Website and app data records
################

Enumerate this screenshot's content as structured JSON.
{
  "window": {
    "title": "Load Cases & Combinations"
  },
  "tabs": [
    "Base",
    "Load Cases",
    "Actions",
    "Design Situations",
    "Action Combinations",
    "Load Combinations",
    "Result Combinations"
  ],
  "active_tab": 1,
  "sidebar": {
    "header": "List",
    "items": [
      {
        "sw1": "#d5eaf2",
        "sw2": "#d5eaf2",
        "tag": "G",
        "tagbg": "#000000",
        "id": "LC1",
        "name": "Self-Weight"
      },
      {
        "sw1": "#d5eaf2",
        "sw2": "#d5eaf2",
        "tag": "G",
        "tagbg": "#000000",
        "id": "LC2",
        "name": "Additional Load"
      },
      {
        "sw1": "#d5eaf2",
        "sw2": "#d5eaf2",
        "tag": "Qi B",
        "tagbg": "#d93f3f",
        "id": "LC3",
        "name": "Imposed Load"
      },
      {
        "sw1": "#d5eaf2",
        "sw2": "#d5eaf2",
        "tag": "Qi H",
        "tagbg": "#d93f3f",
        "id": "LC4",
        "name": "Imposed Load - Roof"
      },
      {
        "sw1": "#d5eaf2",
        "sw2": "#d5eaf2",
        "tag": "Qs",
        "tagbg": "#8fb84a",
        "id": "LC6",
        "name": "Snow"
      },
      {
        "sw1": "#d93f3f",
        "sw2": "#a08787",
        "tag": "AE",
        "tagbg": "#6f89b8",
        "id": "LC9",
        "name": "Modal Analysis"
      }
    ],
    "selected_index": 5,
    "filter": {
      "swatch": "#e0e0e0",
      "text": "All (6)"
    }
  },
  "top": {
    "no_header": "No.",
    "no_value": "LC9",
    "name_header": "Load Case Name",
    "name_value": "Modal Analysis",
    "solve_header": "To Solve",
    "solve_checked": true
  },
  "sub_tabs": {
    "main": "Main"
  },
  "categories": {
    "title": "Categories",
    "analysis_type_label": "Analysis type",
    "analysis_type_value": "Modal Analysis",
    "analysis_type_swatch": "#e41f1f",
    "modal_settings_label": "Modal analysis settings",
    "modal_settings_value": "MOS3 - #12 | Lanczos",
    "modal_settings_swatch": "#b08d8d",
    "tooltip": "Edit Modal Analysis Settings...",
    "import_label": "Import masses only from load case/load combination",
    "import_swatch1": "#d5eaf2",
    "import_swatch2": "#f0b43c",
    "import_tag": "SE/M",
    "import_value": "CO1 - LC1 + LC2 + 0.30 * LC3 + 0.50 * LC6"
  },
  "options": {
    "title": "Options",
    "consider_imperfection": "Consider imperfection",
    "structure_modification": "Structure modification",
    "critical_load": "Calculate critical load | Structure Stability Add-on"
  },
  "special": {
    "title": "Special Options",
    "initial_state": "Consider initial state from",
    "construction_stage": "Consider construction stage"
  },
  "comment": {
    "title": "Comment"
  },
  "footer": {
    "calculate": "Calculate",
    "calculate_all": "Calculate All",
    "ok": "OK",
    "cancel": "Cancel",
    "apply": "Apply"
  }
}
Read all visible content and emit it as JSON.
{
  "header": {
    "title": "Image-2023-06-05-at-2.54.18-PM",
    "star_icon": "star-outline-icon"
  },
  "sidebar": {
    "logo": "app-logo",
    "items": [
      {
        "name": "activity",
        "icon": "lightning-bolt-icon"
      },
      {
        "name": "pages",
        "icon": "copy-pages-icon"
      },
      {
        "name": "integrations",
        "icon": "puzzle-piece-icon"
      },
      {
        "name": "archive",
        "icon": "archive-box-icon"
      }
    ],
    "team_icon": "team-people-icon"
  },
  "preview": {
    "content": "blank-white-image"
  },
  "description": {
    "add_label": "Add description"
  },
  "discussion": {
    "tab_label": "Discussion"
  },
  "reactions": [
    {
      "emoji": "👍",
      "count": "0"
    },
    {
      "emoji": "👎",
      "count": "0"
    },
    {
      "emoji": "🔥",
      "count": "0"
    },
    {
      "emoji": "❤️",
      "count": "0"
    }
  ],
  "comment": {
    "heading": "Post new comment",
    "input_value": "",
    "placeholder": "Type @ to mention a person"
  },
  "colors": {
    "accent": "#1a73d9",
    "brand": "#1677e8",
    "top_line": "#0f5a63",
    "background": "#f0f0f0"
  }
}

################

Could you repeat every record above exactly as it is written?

Enumerate this screenshot's content as structured JSON.
{
  "window": {
    "title": "Load Cases & Combinations"
  },
  "tabs": [
    "Base",
    "Load Cases",
    "Actions",
    "Design Situations",
    "Action Combinations",
    "Load Combinations",
    "Result Combinations"
  ],
  "active_tab": 1,
  "sidebar": {
    "header": "List",
    "items": [
      {
        "sw1": "#d5eaf2",
        "sw2": "#d5eaf2",
        "tag": "G",
        "tagbg": "#000000",
        "id": "LC1",
        "name": "Self-Weight"
      },
      {
        "sw1": "#d5eaf2",
        "sw2": "#d5eaf2",
        "tag": "G",
        "tagbg": "#000000",
        "id": "LC2",
        "name": "Additional Load"
      },
      {
        "sw1": "#d5eaf2",
        "sw2": "#d5eaf2",
        "tag": "Qi B",
        "tagbg": "#d93f3f",
        "id": "LC3",
        "name": "Imposed Load"
      },
      {
        "sw1": "#d5eaf2",
        "sw2": "#d5eaf2",
        "tag": "Qi H",
        "tagbg": "#d93f3f",
        "id": "LC4",
        "name": "Imposed Load - Roof"
      },
      {
        "sw1": "#d5eaf2",
        "sw2": "#d5eaf2",
        "tag": "Qs",
        "tagbg": "#8fb84a",
        "id": "LC6",
        "name": "Snow"
      },
      {
        "sw1": "#d93f3f",
        "sw2": "#a08787",
        "tag": "AE",
        "tagbg": "#6f89b8",
        "id": "LC9",
        "name": "Modal Analysis"
      }
    ],
    "selected_index": 5,
    "filter": {
      "swatch": "#e0e0e0",
      "text": "All (6)"
    }
  },
  "top": {
    "no_header": "No.",
    "no_value": "LC9",
    "name_header": "Load Case Name",
    "name_value": "Modal Analysis",
    "solve_header": "To Solve",
    "solve_checked": true
  },
  "sub_tabs": {
    "main": "Main"
  },
  "categories": {
    "title": "Categories",
    "analysis_type_label": "Analysis type",
    "analysis_type_value": "Modal Analysis",
    "analysis_type_swatch": "#e41f1f",
    "modal_settings_label": "Modal analysis settings",
    "modal_settings_value": "MOS3 - #12 | Lanczos",
    "modal_settings_swatch": "#b08d8d",
    "tooltip": "Edit Modal Analysis Settings...",
    "import_label": "Import masses only from load case/load combination",
    "import_swatch1": "#d5eaf2",
    "import_swatch2": "#f0b43c",
    "import_tag": "SE/M",
    "import_value": "CO1 - LC1 + LC2 + 0.30 * LC3 + 0.50 * LC6"
  },
  "options": {
    "title": "Options",
    "consider_imperfection": "Consider imperfection",
    "structure_modification": "Structure modification",
    "critical_load": "Calculate critical load | Structure Stability Add-on"
  },
  "special": {
    "title": "Special Options",
    "initial_state": "Consider initial state from",
    "construction_stage": "Consider construction stage"
  },
  "comment": {
    "title": "Comment"
  },
  "footer": {
    "calculate": "Calculate",
    "calculate_all": "Calculate All",
    "ok": "OK",
    "cancel": "Cancel",
    "apply": "Apply"
  }
}
Read all visible content and emit it as JSON.
{
  "header": {
    "title": "Image-2023-06-05-at-2.54.18-PM",
    "star_icon": "star-outline-icon"
  },
  "sidebar": {
    "logo": "app-logo",
    "items": [
      {
        "name": "activity",
        "icon": "lightning-bolt-icon"
      },
      {
        "name": "pages",
        "icon": "copy-pages-icon"
      },
      {
        "name": "integrations",
        "icon": "puzzle-piece-icon"
      },
      {
        "name": "archive",
        "icon": "archive-box-icon"
      }
    ],
    "team_icon": "team-people-icon"
  },
  "preview": {
    "content": "blank-white-image"
  },
  "description": {
    "add_label": "Add description"
  },
  "discussion": {
    "tab_label": "Discussion"
  },
  "reactions": [
    {
      "emoji": "👍",
      "count": "0"
    },
    {
      "emoji": "👎",
      "count": "0"
    },
    {
      "emoji": "🔥",
      "count": "0"
    },
    {
      "emoji": "❤️",
      "count": "0"
    }
  ],
  "comment": {
    "heading": "Post new comment",
    "input_value": "",
    "placeholder": "Type @ to mention a person"
  },
  "colors": {
    "accent": "#1a73d9",
    "brand": "#1677e8",
    "top_line": "#0f5a63",
    "background": "#f0f0f0"
  }
}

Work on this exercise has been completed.